Definition Gardnerella vaginalis is the name of a micro-aerophilic coccobacillus found in the vaginal flora. Gardnerella vaginalis does not cause bacterial vaginosis (vaginal infection) unless...
Acetic Acid

Acetic Acid

Definition Acetic acid is a mildly corrosive monocarboxylic acid. Otherwise known as ethanoic acid, methanecarboxylic acid, hydrogen acetate or ethylic acid, this organic compound is...
Amino Acids

Amino Acids

Definition Amino acids are the building blocks of polypeptides and proteins and play important roles in metabolic pathway, gene expression, and cell signal transduction regulation....
BCAA supplements: a muscle myth?

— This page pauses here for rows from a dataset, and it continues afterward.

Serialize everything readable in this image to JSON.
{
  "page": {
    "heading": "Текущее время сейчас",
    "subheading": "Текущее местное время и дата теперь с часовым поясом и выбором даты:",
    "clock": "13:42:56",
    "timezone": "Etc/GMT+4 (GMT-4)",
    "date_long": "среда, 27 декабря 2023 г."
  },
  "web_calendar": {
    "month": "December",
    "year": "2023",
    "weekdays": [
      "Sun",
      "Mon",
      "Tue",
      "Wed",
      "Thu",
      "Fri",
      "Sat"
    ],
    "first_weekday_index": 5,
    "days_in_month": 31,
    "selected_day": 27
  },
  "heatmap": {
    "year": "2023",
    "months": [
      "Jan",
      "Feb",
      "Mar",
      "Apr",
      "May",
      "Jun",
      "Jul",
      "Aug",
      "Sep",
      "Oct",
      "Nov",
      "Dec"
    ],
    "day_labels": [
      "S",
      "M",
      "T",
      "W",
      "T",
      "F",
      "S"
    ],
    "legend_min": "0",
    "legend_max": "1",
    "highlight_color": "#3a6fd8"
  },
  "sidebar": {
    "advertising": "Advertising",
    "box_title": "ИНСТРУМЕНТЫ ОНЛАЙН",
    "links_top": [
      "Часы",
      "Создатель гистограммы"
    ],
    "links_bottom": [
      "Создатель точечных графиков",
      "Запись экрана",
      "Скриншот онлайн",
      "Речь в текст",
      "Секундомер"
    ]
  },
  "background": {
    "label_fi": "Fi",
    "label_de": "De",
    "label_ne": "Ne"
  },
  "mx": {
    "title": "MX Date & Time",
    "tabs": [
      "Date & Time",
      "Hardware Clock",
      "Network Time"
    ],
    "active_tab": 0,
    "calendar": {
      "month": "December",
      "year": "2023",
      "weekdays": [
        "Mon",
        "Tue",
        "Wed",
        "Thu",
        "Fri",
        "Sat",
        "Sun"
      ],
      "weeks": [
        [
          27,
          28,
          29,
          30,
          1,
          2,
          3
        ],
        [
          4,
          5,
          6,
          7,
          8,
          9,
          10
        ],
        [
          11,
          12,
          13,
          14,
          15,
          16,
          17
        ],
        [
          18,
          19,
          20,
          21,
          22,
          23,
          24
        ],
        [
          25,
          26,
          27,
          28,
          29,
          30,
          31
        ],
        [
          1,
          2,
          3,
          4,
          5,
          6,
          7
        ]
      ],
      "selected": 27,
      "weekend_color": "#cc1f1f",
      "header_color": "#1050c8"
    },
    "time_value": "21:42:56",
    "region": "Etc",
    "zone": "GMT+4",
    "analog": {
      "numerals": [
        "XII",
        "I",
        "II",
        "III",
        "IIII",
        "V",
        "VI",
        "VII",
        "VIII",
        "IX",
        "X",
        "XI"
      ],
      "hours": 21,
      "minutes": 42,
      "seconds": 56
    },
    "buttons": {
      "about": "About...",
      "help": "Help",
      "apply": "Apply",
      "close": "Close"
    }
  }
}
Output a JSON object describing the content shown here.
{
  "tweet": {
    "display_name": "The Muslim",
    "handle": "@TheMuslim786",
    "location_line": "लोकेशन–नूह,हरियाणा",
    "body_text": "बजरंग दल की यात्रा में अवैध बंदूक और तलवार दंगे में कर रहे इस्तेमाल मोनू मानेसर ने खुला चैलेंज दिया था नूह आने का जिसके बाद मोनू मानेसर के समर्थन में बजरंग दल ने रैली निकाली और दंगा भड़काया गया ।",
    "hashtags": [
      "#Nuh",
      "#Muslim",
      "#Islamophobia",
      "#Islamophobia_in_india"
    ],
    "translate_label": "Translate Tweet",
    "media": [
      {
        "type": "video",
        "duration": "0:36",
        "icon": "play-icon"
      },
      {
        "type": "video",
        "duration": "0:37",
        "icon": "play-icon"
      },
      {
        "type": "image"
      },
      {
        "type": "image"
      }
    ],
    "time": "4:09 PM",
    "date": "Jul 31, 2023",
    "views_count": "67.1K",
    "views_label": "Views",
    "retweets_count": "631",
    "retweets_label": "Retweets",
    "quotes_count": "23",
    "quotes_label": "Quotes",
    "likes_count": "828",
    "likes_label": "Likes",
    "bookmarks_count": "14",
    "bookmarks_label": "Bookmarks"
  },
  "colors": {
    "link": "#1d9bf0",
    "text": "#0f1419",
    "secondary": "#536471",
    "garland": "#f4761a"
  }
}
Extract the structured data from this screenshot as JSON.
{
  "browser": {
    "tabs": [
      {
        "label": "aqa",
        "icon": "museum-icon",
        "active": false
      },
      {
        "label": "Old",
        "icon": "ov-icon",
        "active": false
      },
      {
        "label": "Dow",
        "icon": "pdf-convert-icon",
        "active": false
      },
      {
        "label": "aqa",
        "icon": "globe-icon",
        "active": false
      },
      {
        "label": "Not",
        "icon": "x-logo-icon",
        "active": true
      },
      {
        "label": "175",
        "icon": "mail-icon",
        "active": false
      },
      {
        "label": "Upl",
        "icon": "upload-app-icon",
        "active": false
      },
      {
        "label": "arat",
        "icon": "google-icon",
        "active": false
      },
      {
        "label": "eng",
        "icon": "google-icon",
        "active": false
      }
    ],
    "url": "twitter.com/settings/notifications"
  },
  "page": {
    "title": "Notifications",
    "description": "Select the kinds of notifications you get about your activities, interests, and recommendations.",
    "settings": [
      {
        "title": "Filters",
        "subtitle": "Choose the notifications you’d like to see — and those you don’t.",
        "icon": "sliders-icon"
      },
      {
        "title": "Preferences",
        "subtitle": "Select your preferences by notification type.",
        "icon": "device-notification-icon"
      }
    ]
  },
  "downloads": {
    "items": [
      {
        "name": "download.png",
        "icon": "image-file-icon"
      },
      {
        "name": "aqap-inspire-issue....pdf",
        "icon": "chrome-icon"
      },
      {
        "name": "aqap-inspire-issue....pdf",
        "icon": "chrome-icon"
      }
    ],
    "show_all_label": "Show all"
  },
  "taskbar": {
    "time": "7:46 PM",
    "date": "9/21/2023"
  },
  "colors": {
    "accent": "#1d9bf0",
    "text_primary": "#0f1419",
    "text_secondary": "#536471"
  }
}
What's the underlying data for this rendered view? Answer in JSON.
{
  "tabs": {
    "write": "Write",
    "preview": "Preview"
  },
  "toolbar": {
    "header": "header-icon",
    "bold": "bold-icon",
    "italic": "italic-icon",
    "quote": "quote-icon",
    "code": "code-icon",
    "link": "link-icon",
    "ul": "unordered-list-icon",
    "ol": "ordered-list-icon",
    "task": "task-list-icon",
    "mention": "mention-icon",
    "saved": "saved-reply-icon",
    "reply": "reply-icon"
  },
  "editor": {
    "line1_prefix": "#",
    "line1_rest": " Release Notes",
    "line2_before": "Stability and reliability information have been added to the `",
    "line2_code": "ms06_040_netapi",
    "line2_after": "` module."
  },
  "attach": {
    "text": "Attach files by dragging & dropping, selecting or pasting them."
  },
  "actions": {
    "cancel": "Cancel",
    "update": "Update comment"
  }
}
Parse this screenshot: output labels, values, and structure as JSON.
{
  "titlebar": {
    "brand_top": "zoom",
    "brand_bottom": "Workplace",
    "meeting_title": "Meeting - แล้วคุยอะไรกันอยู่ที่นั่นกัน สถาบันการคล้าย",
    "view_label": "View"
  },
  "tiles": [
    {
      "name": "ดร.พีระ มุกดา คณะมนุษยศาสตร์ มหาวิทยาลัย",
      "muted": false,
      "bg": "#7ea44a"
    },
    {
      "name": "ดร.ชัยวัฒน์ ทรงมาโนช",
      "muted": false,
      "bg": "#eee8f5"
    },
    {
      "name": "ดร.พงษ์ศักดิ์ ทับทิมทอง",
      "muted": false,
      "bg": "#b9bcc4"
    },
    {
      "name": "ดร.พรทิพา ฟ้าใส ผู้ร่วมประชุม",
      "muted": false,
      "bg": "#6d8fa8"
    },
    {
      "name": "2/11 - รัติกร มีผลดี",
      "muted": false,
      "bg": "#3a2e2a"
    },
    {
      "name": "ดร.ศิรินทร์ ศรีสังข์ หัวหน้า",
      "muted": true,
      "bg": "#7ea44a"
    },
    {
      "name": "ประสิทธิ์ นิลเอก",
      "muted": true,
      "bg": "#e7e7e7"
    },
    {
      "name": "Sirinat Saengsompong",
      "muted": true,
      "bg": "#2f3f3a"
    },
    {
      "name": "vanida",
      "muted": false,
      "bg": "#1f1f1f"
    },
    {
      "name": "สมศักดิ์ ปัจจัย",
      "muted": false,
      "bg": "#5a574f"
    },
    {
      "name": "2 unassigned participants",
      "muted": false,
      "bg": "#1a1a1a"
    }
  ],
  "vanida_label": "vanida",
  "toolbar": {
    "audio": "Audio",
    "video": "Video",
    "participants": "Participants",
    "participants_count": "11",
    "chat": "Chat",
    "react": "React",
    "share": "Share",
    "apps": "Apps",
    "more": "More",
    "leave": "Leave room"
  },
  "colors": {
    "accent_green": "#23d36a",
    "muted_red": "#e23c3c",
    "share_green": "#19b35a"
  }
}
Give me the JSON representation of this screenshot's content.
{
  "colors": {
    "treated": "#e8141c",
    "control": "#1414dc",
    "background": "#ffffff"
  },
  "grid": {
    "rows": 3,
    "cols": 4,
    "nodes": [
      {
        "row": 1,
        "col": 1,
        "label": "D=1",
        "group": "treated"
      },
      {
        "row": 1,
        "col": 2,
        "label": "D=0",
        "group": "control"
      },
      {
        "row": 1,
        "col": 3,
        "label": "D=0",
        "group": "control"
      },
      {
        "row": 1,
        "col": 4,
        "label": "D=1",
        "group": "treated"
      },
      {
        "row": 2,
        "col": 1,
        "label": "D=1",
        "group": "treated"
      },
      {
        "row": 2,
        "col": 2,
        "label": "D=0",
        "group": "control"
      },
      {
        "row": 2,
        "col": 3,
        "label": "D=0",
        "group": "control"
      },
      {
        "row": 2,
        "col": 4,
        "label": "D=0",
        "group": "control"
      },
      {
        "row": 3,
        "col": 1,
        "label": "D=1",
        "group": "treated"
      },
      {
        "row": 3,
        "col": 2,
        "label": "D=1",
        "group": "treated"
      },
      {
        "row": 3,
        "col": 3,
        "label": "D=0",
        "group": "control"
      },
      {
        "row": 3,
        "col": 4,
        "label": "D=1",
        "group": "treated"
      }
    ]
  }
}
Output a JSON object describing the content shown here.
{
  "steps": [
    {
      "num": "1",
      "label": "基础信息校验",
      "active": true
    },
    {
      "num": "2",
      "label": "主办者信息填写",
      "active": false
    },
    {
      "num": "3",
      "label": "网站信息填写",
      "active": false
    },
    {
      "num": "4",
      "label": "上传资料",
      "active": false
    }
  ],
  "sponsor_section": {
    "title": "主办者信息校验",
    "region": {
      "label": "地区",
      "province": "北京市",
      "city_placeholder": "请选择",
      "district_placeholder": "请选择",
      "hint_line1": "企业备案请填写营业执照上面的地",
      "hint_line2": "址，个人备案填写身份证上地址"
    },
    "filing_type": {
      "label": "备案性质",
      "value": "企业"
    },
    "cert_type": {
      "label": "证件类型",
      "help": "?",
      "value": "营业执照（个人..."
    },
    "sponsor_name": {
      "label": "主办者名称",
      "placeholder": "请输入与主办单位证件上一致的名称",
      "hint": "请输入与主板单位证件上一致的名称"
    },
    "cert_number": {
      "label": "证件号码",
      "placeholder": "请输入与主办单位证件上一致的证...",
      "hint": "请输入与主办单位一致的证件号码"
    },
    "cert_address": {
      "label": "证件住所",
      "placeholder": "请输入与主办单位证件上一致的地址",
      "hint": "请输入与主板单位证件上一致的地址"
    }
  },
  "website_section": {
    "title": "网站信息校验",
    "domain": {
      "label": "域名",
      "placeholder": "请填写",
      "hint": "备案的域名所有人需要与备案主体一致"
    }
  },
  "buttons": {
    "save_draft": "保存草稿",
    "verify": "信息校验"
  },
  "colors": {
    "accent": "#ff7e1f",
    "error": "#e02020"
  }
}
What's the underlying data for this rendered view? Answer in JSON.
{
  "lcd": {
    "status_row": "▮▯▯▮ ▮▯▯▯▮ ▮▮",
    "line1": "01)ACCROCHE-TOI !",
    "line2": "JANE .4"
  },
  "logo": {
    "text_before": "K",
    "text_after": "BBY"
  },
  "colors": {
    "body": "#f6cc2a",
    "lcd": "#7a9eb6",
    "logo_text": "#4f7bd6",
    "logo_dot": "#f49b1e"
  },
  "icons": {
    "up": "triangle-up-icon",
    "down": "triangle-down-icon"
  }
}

Branched Chain Amino Acids

Definition The branched-chain amino acids or BCAAs, leucine, isoleucine, and valine are three of the nine nutritionally essential amino acids. These three ingredients form a...
Sulfuric acid

Sulfuric Acid

Definition Sulfuric acid (sulphuric acid) is a corrosive mineral acid with an oily, glassy appearance that gave it its earlier name of oil of vitriol....
Bile salt action in the gut

Bile Salts

Definition Bile salts are found in bile, a secretion produced by liver cells to aid digestion. Although bile is 95% water, bile salts are its...
The salivary glands

Submandibular Gland

Definition Submandibular glands are the second-largest salivary gland type, producing around 65% of our saliva when unstimulated (at rest). Located under the jaw, the exocrine...
Metaphase I

Metaphase I

Definition The first metaphase of meisosis I encompasses the alignment of paired chromosomes along the center (metaphase plate) of a cell, ensuring that two complete...
Prophase II

Prophase II

Definition During prophase II of meiosis II, four important steps occur. These are the condensing of chromatin into chromosomes, disintegration of the nuclear envelope, migration...

The Importance of Decomposers to the Overall Biogeochemical Cycle

The organisms that occupy the decomposer trophic level of the food web on Earth are vital to the existence of life on the planet. Bacteria, fungi and worms take the dead and decaying material and break it down (decomposition) so that the components can be recycled through the biogeochemical cycles. If there were no decomposers, plants would not be able to get nitrogen from the atmosphere to use in their biological processes, and some of the trace elements essential for life would remain bound up in rotting organic material. This would cause a chain reaction that would interrupt the natural flow of energy and molecules through the biogeochemical cycles, and result in the death of producers and consumers in the food web as well.

Soil food web
The image above shows the interdependence of all the components in the soil food web. If one trophic level is impaired or eliminated, the entire system will be affected.


  • OpenStax, Biology. OpenStax. May 20, 2013. http://cnx.org/content/col11448/latest/